## What is expected
State how many lines of the entries hold the string "HKID". Reply with the number alone.

## Extracted records
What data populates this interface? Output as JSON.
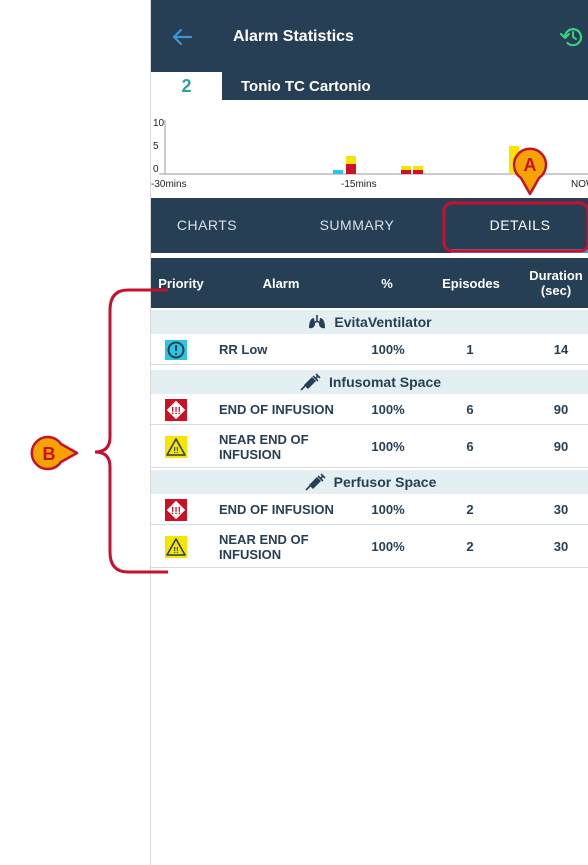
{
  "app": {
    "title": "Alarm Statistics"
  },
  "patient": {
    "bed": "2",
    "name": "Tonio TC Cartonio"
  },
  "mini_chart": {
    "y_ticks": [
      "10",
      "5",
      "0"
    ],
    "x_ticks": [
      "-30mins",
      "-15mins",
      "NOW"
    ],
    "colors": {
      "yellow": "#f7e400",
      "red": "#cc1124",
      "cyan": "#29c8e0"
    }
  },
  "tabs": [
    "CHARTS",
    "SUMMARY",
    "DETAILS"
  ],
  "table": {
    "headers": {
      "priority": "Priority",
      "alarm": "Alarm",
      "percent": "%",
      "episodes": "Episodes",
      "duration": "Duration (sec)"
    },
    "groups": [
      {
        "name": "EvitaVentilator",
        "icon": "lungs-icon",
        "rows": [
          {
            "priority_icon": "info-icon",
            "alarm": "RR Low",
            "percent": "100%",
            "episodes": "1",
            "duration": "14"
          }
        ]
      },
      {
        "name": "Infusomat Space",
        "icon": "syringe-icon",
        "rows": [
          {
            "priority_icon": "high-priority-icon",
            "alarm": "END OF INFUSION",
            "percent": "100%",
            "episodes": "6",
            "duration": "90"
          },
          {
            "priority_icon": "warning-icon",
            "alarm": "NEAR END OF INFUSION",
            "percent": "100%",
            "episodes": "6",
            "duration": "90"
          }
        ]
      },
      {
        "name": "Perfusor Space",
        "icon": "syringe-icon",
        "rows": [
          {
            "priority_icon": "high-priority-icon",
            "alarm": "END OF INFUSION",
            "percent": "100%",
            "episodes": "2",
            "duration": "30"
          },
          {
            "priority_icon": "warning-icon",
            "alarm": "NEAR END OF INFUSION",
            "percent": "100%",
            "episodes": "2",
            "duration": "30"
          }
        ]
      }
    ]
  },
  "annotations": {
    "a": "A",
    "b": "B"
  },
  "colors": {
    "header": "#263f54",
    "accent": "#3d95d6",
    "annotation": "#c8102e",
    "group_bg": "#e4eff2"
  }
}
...
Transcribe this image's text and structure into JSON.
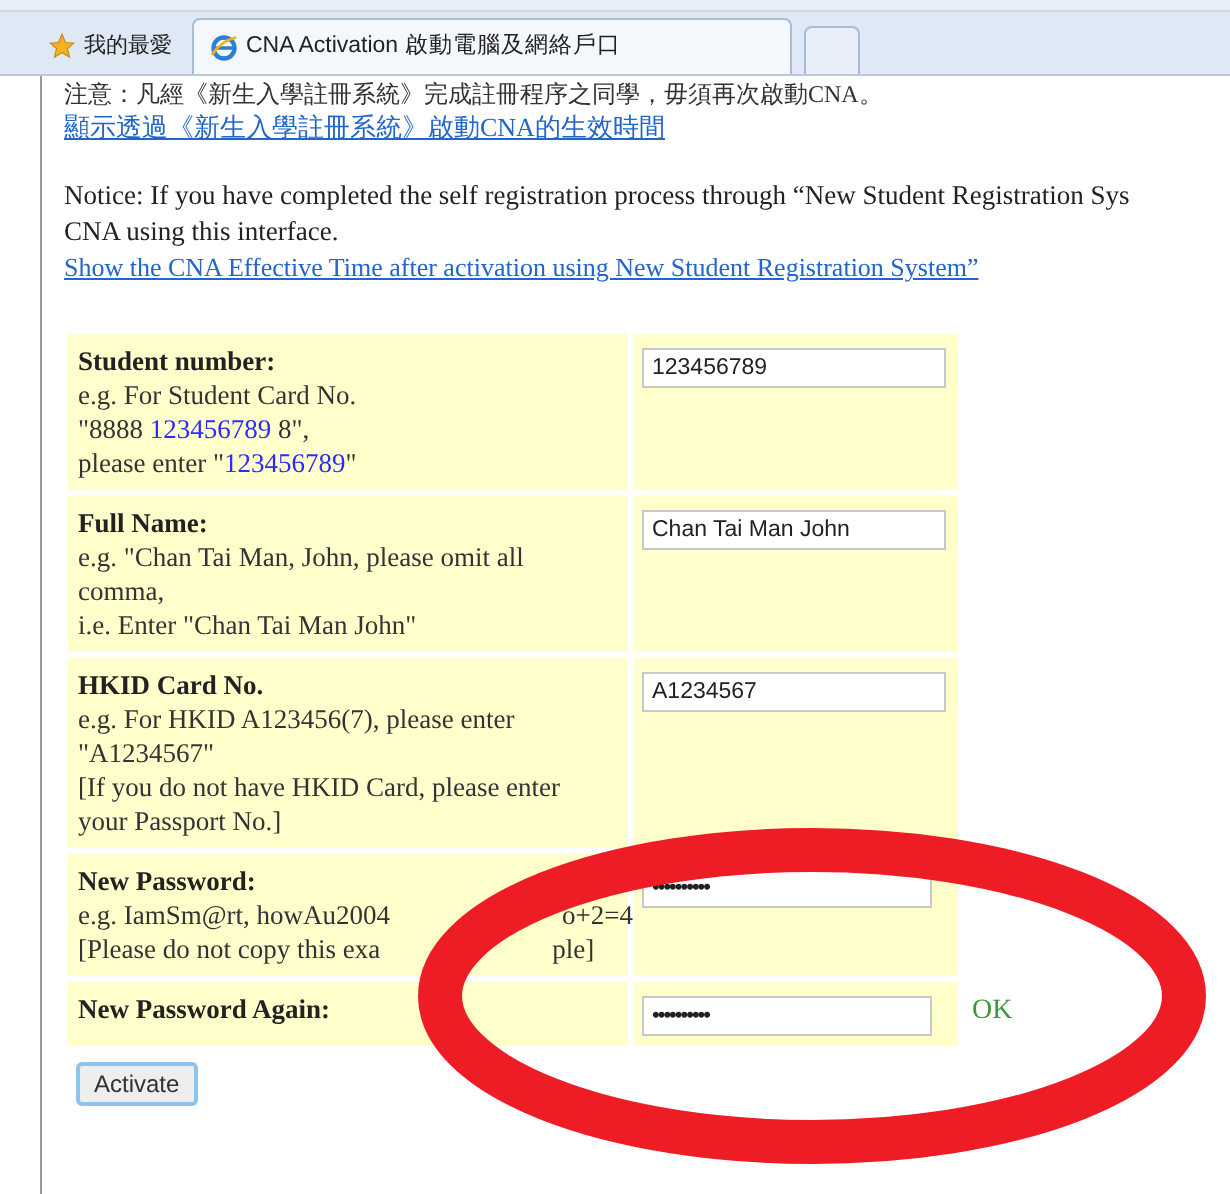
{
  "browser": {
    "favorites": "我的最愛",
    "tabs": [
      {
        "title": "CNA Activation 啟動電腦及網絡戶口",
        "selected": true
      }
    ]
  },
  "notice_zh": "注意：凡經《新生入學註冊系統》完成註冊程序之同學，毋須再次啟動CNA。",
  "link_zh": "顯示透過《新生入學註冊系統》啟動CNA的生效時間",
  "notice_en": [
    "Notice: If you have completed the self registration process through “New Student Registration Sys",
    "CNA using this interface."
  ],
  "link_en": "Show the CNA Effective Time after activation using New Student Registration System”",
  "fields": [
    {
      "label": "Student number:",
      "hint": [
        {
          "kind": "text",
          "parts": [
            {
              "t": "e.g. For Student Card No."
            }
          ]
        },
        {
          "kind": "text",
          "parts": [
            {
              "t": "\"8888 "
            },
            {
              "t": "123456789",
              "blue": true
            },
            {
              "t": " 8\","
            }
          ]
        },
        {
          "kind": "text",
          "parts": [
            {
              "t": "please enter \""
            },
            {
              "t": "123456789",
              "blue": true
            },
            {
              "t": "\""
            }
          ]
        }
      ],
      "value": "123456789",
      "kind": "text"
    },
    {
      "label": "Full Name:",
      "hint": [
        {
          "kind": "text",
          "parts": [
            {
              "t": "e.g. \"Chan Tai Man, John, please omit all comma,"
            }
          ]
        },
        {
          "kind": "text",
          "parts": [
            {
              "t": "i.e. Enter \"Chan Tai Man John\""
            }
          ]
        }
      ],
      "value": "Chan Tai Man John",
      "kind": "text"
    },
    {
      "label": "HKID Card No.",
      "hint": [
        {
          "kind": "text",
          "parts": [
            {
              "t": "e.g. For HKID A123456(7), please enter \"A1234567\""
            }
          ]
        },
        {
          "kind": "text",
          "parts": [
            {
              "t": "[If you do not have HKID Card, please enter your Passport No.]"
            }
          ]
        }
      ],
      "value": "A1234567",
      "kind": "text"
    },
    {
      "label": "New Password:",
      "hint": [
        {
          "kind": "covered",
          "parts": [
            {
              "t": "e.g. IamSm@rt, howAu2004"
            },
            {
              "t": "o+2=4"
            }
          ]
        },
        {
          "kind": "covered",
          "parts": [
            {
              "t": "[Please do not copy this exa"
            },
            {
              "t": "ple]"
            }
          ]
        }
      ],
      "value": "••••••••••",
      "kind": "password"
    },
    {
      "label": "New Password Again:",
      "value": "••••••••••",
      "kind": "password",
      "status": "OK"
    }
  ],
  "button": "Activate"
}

## Answer section
3